Available records:
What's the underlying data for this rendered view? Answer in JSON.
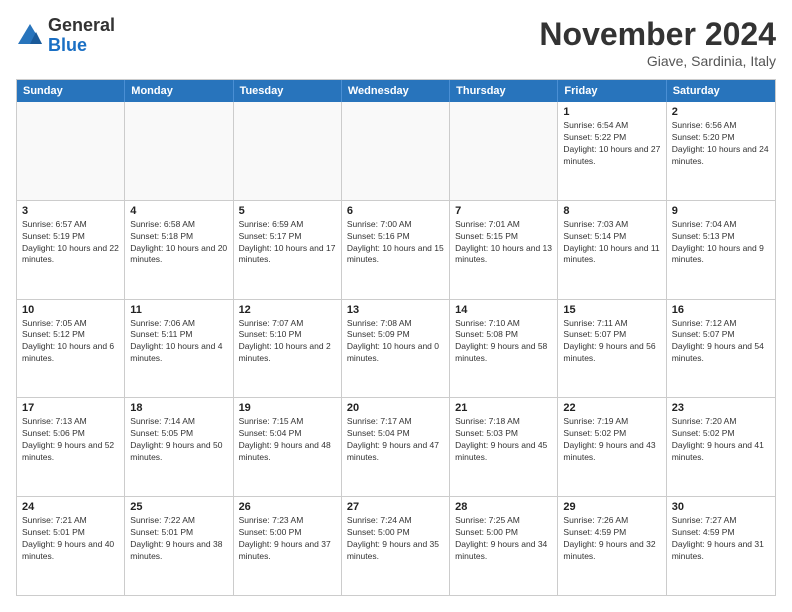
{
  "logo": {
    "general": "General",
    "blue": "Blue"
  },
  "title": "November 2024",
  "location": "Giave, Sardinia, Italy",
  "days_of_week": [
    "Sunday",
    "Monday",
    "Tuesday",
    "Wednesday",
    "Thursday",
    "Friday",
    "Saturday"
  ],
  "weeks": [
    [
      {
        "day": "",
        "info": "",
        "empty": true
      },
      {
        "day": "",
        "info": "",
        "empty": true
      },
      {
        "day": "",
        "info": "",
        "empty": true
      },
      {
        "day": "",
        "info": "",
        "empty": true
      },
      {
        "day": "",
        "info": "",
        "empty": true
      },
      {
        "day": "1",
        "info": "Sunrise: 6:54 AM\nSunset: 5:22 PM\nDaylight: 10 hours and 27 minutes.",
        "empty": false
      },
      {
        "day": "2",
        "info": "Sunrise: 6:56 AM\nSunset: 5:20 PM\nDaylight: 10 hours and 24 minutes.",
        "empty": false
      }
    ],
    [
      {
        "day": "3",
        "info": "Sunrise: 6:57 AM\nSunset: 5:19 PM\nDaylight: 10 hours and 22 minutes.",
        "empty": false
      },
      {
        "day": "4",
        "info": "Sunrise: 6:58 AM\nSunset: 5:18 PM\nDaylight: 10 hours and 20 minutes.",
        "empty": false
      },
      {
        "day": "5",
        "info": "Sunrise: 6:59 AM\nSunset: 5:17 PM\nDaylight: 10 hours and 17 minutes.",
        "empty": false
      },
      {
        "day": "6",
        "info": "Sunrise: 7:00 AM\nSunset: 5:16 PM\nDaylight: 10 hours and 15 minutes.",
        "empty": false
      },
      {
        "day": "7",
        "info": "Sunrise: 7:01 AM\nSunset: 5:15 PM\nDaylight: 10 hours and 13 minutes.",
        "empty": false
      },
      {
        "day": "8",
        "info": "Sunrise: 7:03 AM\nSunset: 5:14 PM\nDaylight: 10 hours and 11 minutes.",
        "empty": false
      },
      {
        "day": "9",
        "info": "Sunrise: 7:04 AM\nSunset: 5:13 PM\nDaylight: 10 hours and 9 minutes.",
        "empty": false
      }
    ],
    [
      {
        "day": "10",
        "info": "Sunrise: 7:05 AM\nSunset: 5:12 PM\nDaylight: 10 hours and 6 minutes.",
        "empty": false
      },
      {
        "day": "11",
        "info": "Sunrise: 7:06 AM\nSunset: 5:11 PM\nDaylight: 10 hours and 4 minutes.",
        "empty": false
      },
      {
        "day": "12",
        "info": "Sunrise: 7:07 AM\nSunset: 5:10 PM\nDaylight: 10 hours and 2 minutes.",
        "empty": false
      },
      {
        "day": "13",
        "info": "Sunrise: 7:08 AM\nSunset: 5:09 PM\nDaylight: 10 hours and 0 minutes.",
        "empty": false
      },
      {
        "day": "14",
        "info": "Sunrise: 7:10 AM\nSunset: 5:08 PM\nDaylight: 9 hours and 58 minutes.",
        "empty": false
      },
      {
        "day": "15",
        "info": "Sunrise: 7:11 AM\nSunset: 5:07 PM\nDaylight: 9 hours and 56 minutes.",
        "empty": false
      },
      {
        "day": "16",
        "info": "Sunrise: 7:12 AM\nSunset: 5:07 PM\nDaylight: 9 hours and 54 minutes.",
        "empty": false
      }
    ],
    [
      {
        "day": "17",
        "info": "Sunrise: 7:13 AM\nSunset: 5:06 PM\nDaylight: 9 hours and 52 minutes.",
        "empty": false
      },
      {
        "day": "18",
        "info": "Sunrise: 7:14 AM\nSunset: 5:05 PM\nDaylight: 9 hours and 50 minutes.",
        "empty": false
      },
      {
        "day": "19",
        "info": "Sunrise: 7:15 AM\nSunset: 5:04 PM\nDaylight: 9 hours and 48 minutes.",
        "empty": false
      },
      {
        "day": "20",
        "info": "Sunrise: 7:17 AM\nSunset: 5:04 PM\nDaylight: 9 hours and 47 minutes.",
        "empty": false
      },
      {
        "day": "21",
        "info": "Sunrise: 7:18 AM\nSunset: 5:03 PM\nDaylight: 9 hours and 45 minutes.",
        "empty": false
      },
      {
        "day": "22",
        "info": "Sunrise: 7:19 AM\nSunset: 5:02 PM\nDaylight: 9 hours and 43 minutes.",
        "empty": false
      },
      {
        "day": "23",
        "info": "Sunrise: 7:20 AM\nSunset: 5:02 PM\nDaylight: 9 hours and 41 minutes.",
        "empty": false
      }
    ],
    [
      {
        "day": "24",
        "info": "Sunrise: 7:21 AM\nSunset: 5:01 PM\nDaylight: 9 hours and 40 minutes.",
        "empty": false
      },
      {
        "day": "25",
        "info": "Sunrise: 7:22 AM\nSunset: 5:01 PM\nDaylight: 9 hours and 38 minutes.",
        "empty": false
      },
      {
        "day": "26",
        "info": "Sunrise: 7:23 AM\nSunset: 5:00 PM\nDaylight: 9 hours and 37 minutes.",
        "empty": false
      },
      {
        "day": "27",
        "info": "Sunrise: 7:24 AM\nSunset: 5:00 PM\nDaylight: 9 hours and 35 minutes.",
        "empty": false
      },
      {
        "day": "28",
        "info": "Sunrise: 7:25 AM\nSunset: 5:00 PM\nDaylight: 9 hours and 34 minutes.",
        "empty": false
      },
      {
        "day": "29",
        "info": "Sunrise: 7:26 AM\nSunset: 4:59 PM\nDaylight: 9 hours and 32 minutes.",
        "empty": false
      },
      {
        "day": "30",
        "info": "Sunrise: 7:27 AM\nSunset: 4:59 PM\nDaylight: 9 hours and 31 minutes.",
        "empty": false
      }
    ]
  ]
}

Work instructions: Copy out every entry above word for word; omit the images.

Response box:
What's the underlying data for this rendered view? Answer in JSON.
{
  "logo": {
    "general": "General",
    "blue": "Blue"
  },
  "title": "November 2024",
  "location": "Giave, Sardinia, Italy",
  "days_of_week": [
    "Sunday",
    "Monday",
    "Tuesday",
    "Wednesday",
    "Thursday",
    "Friday",
    "Saturday"
  ],
  "weeks": [
    [
      {
        "day": "",
        "info": "",
        "empty": true
      },
      {
        "day": "",
        "info": "",
        "empty": true
      },
      {
        "day": "",
        "info": "",
        "empty": true
      },
      {
        "day": "",
        "info": "",
        "empty": true
      },
      {
        "day": "",
        "info": "",
        "empty": true
      },
      {
        "day": "1",
        "info": "Sunrise: 6:54 AM\nSunset: 5:22 PM\nDaylight: 10 hours and 27 minutes.",
        "empty": false
      },
      {
        "day": "2",
        "info": "Sunrise: 6:56 AM\nSunset: 5:20 PM\nDaylight: 10 hours and 24 minutes.",
        "empty": false
      }
    ],
    [
      {
        "day": "3",
        "info": "Sunrise: 6:57 AM\nSunset: 5:19 PM\nDaylight: 10 hours and 22 minutes.",
        "empty": false
      },
      {
        "day": "4",
        "info": "Sunrise: 6:58 AM\nSunset: 5:18 PM\nDaylight: 10 hours and 20 minutes.",
        "empty": false
      },
      {
        "day": "5",
        "info": "Sunrise: 6:59 AM\nSunset: 5:17 PM\nDaylight: 10 hours and 17 minutes.",
        "empty": false
      },
      {
        "day": "6",
        "info": "Sunrise: 7:00 AM\nSunset: 5:16 PM\nDaylight: 10 hours and 15 minutes.",
        "empty": false
      },
      {
        "day": "7",
        "info": "Sunrise: 7:01 AM\nSunset: 5:15 PM\nDaylight: 10 hours and 13 minutes.",
        "empty": false
      },
      {
        "day": "8",
        "info": "Sunrise: 7:03 AM\nSunset: 5:14 PM\nDaylight: 10 hours and 11 minutes.",
        "empty": false
      },
      {
        "day": "9",
        "info": "Sunrise: 7:04 AM\nSunset: 5:13 PM\nDaylight: 10 hours and 9 minutes.",
        "empty": false
      }
    ],
    [
      {
        "day": "10",
        "info": "Sunrise: 7:05 AM\nSunset: 5:12 PM\nDaylight: 10 hours and 6 minutes.",
        "empty": false
      },
      {
        "day": "11",
        "info": "Sunrise: 7:06 AM\nSunset: 5:11 PM\nDaylight: 10 hours and 4 minutes.",
        "empty": false
      },
      {
        "day": "12",
        "info": "Sunrise: 7:07 AM\nSunset: 5:10 PM\nDaylight: 10 hours and 2 minutes.",
        "empty": false
      },
      {
        "day": "13",
        "info": "Sunrise: 7:08 AM\nSunset: 5:09 PM\nDaylight: 10 hours and 0 minutes.",
        "empty": false
      },
      {
        "day": "14",
        "info": "Sunrise: 7:10 AM\nSunset: 5:08 PM\nDaylight: 9 hours and 58 minutes.",
        "empty": false
      },
      {
        "day": "15",
        "info": "Sunrise: 7:11 AM\nSunset: 5:07 PM\nDaylight: 9 hours and 56 minutes.",
        "empty": false
      },
      {
        "day": "16",
        "info": "Sunrise: 7:12 AM\nSunset: 5:07 PM\nDaylight: 9 hours and 54 minutes.",
        "empty": false
      }
    ],
    [
      {
        "day": "17",
        "info": "Sunrise: 7:13 AM\nSunset: 5:06 PM\nDaylight: 9 hours and 52 minutes.",
        "empty": false
      },
      {
        "day": "18",
        "info": "Sunrise: 7:14 AM\nSunset: 5:05 PM\nDaylight: 9 hours and 50 minutes.",
        "empty": false
      },
      {
        "day": "19",
        "info": "Sunrise: 7:15 AM\nSunset: 5:04 PM\nDaylight: 9 hours and 48 minutes.",
        "empty": false
      },
      {
        "day": "20",
        "info": "Sunrise: 7:17 AM\nSunset: 5:04 PM\nDaylight: 9 hours and 47 minutes.",
        "empty": false
      },
      {
        "day": "21",
        "info": "Sunrise: 7:18 AM\nSunset: 5:03 PM\nDaylight: 9 hours and 45 minutes.",
        "empty": false
      },
      {
        "day": "22",
        "info": "Sunrise: 7:19 AM\nSunset: 5:02 PM\nDaylight: 9 hours and 43 minutes.",
        "empty": false
      },
      {
        "day": "23",
        "info": "Sunrise: 7:20 AM\nSunset: 5:02 PM\nDaylight: 9 hours and 41 minutes.",
        "empty": false
      }
    ],
    [
      {
        "day": "24",
        "info": "Sunrise: 7:21 AM\nSunset: 5:01 PM\nDaylight: 9 hours and 40 minutes.",
        "empty": false
      },
      {
        "day": "25",
        "info": "Sunrise: 7:22 AM\nSunset: 5:01 PM\nDaylight: 9 hours and 38 minutes.",
        "empty": false
      },
      {
        "day": "26",
        "info": "Sunrise: 7:23 AM\nSunset: 5:00 PM\nDaylight: 9 hours and 37 minutes.",
        "empty": false
      },
      {
        "day": "27",
        "info": "Sunrise: 7:24 AM\nSunset: 5:00 PM\nDaylight: 9 hours and 35 minutes.",
        "empty": false
      },
      {
        "day": "28",
        "info": "Sunrise: 7:25 AM\nSunset: 5:00 PM\nDaylight: 9 hours and 34 minutes.",
        "empty": false
      },
      {
        "day": "29",
        "info": "Sunrise: 7:26 AM\nSunset: 4:59 PM\nDaylight: 9 hours and 32 minutes.",
        "empty": false
      },
      {
        "day": "30",
        "info": "Sunrise: 7:27 AM\nSunset: 4:59 PM\nDaylight: 9 hours and 31 minutes.",
        "empty": false
      }
    ]
  ]
}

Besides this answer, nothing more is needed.